  8. David Bradley

    I’m not a potential investor, I’m a journalist investigating. I certainly have no intention of signing a confidentiality agreement and then paying to receive information, what would be the point in that for a journalist? I’d know what they’re up to, but I wouldn’t be able to tell my readers about it.

    As to investing in a company because you trust the people involved but don’t know anything about the science yourself…that’s an interesting approach. Isn’t the first rule of investing in a company to at least have a basic understanding of its products or services before you commit money.

    I do not doubt the integrity of anyone involved, but I want to see wholly independent, detailed, and open results before I can proclaim this as a breakthrough to my readers. Valid scientific results will stand on their own regardless of the reputation of the scientist.

  9. David Bradley

    I asked a chemist friend to look in detail at the thermodynamics of the process suggested by the company and have added his analysis to the post.

  10. William Connolley

    I hacked the wiki page a bit. Others may follow.

  11. If you are removing carbon dioxide, but producing heat, doesn’t that defeat the purpose of removing the carbon dioxide, which is to prevent global warming?

  12. David Bradley

    That’s another good point…but I guess the heat would be usable and so avoid the need for an external heat source for some process in the same industrial plant…depends on how much and the “quality” of the heat released.

  13. William Connolley

    Nooo… its not, its a very bad point, and you should have realised it. (a) Waste heat is far smaller than CO2-radiative effects and more importantly (b) exothermic just means you don’t need to pump lots of energy in to make it work, so industrially it is more likely to be plausible.

  14. David Bradley

    I’d still like to know what catalyst they’re using. I hope it does work, was just opening up debate!

  15. Yeah, I suppose I was just being a smart-ass and after I posted the comment I realized that the effect of carbon on the atmosphere probably has an exponentially higher production of heat than the waste heat produced.

  16. this is very hard to understand just want to find out what does it really mean by climate change or global warming,and if there is any method that they use to suck the carbon dioxide from atmosphere other than the forest?

  17. Raymond Stenger and James Wasas invite members of the academic and professional communities on Wednesday, Oct. 21, 2009, to learn about the Stenger-Wasas Process (SWAP), proposing that a reaction between carbon dioxide (CO2) and hydrogen sulfide (H2S) eliminates both (2H2S + CO2 => 2H2O + 2S + C) in a mildly exothermic reaction and could alter the course of global warming and impact escalating energy costs. Hear and discuss the science behind the SWAP and its potential impact on the hydrocarbon industry.

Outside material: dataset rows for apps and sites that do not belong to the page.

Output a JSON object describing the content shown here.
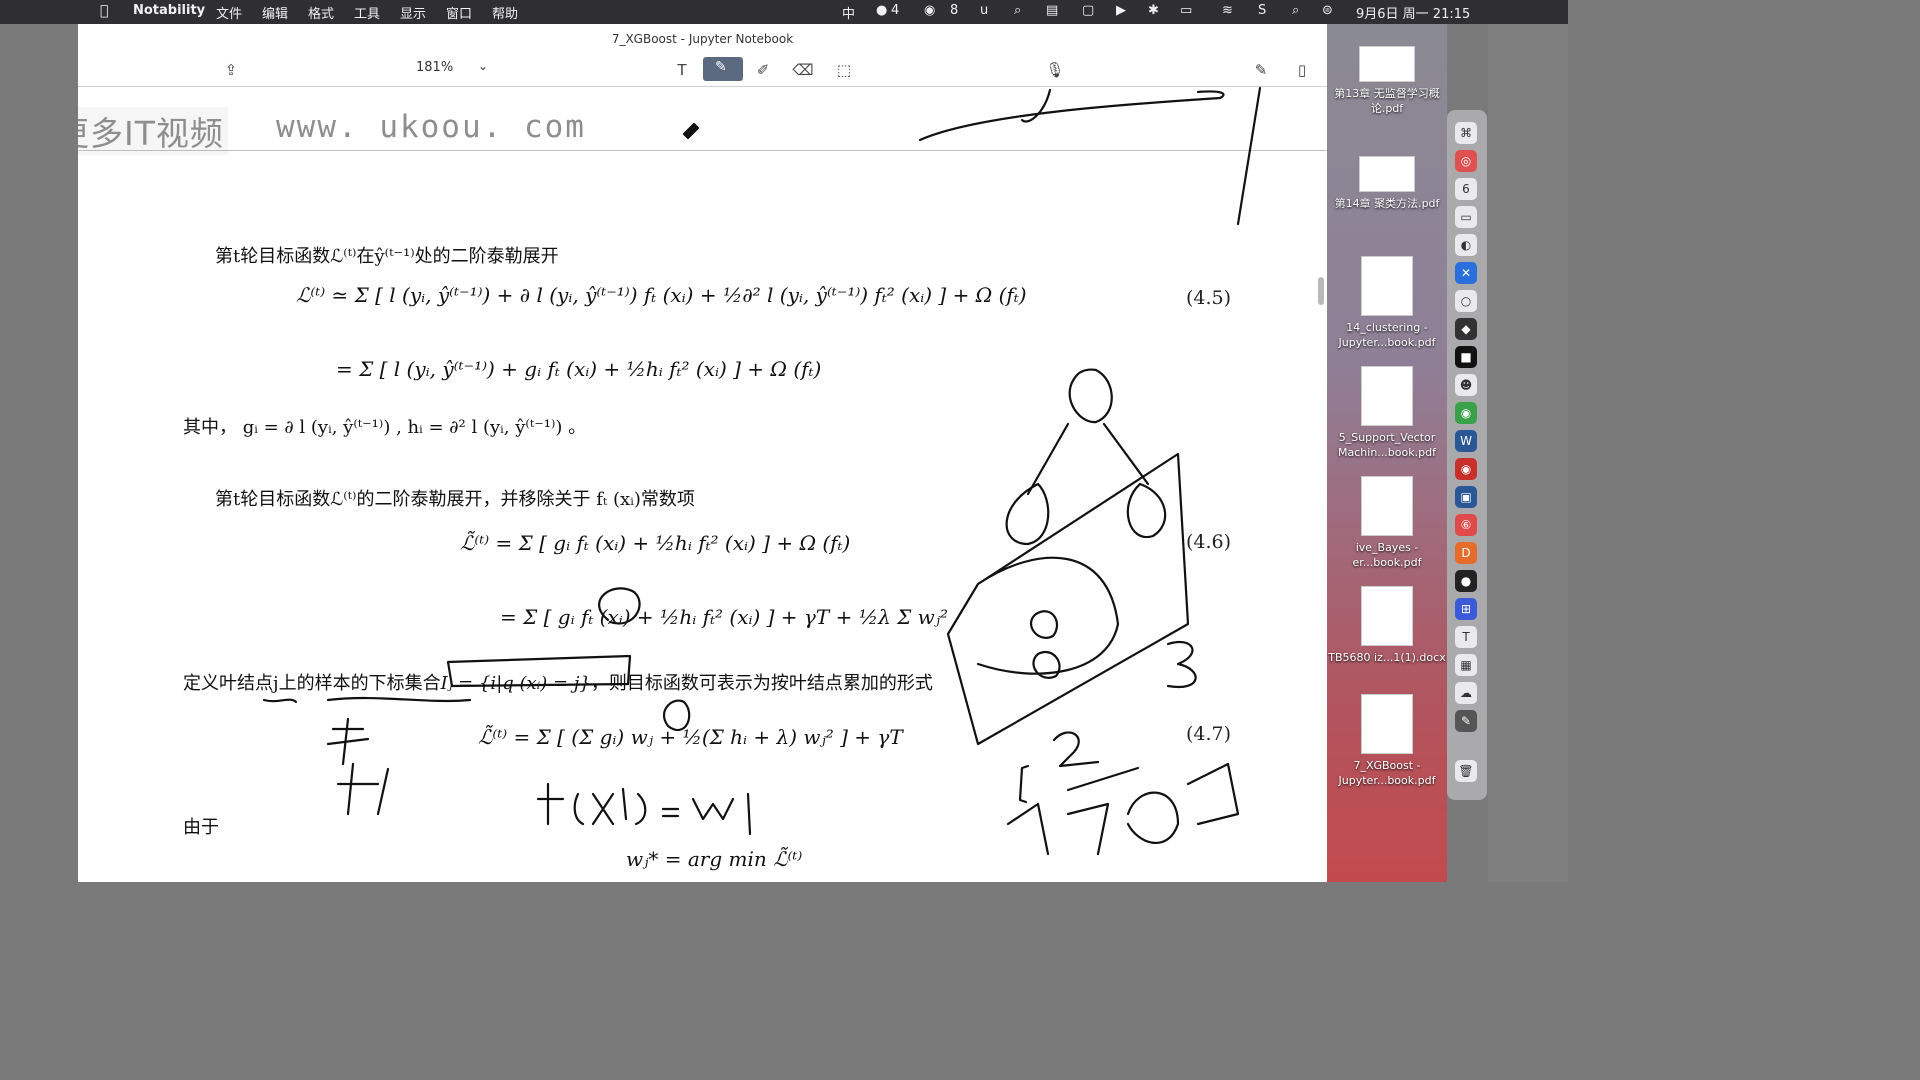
{
  "menubar": {
    "apple": "",
    "app": "Notability",
    "items": [
      "文件",
      "编辑",
      "格式",
      "工具",
      "显示",
      "窗口",
      "帮助"
    ],
    "status": {
      "input": "中",
      "badge1": "4",
      "badge2": "8",
      "datetime": "9月6日 周一  21:15"
    }
  },
  "window": {
    "title": "7_XGBoost - Jupyter Notebook",
    "zoom": "181%"
  },
  "watermark": {
    "cn": "更多IT视频",
    "url": "www. ukoou. com"
  },
  "content": {
    "l1": "第t轮目标函数ℒ⁽ᵗ⁾在ŷ⁽ᵗ⁻¹⁾处的二阶泰勒展开",
    "eq45a": "ℒ⁽ᵗ⁾ ≃ Σ [ l (yᵢ, ŷ⁽ᵗ⁻¹⁾) + ∂ l (yᵢ, ŷ⁽ᵗ⁻¹⁾) fₜ (xᵢ) + ½∂² l (yᵢ, ŷ⁽ᵗ⁻¹⁾) fₜ² (xᵢ) ] + Ω (fₜ)",
    "eq45_num": "(4.5)",
    "eq45b": "= Σ [ l (yᵢ, ŷ⁽ᵗ⁻¹⁾) + gᵢ fₜ (xᵢ) + ½hᵢ fₜ² (xᵢ) ] + Ω (fₜ)",
    "l2": "其中， gᵢ = ∂ l (yᵢ, ŷ⁽ᵗ⁻¹⁾) , hᵢ = ∂² l (yᵢ, ŷ⁽ᵗ⁻¹⁾) 。",
    "l3": "第t轮目标函数ℒ⁽ᵗ⁾的二阶泰勒展开，并移除关于 fₜ (xᵢ)常数项",
    "eq46a": "ℒ̃⁽ᵗ⁾ = Σ [ gᵢ fₜ (xᵢ) + ½hᵢ fₜ² (xᵢ) ] + Ω (fₜ)",
    "eq46_num": "(4.6)",
    "eq46b": "= Σ [ gᵢ fₜ (xᵢ) + ½hᵢ fₜ² (xᵢ) ] + γT + ½λ Σ wⱼ²",
    "l4a": "定义叶结点j上的样本的下标集合",
    "l4b": "Iⱼ = {i|q (xᵢ) = j}",
    "l4c": "，则目标函数可表示为按叶结点累加的形式",
    "eq47": "ℒ̃⁽ᵗ⁾ = Σ [ (Σ gᵢ) wⱼ + ½(Σ hᵢ + λ) wⱼ² ] + γT",
    "eq47_num": "(4.7)",
    "l5": "由于",
    "eq_last": "wⱼ* = arg min ℒ̃⁽ᵗ⁾"
  },
  "files": [
    {
      "name": "第13章 无监督学习概论.pdf"
    },
    {
      "name": "第14章 聚类方法.pdf"
    },
    {
      "name": "14_clustering - Jupyter...book.pdf"
    },
    {
      "name": "5_Support_Vector Machin...book.pdf"
    },
    {
      "name": "ive_Bayes - er...book.pdf"
    },
    {
      "name": "TB5680 iz...1(1).docx"
    },
    {
      "name": "7_XGBoost - Jupyter...book.pdf"
    }
  ],
  "dock_badge": "6"
}
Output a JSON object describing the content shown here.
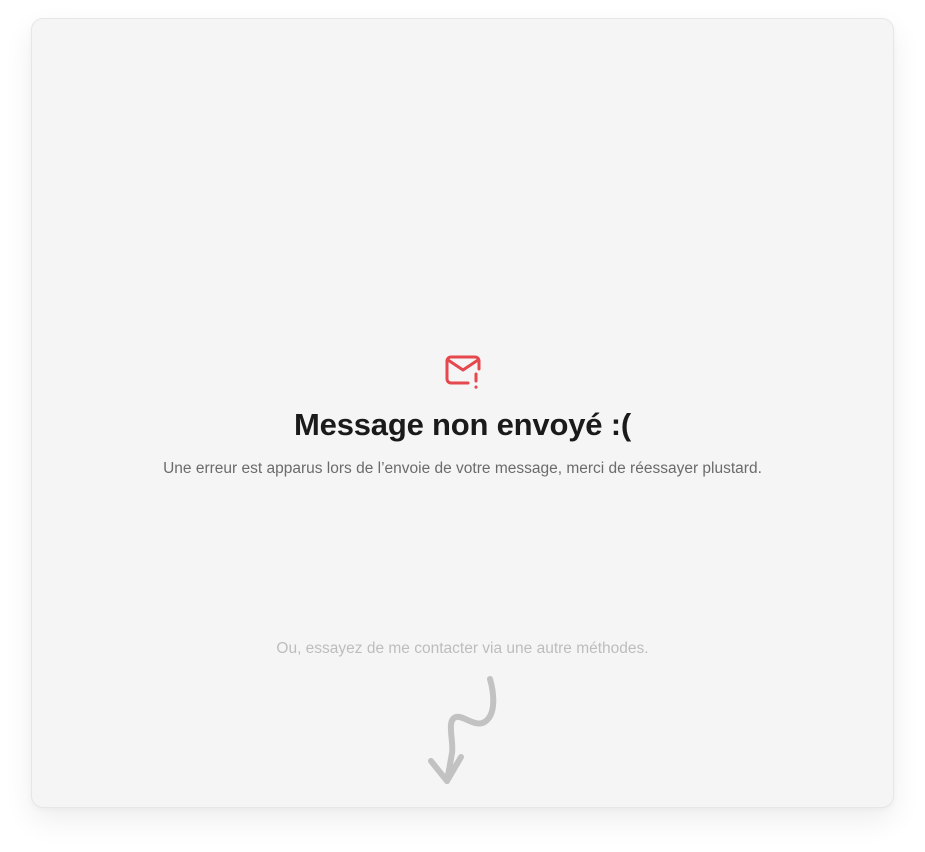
{
  "status": {
    "icon": "mail-error-icon",
    "icon_color": "#e5484d",
    "title": "Message non envoyé :(",
    "description": "Une erreur est apparus lors de l’envoie de votre message, merci de réessayer plustard."
  },
  "alternative": {
    "text": "Ou, essayez de me contacter via une autre méthodes.",
    "arrow_icon": "hand-drawn-arrow-down-icon"
  }
}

  18. Carlos, what would we do with all of the 2S produced

  19. Sulfur has lots of industrial uses.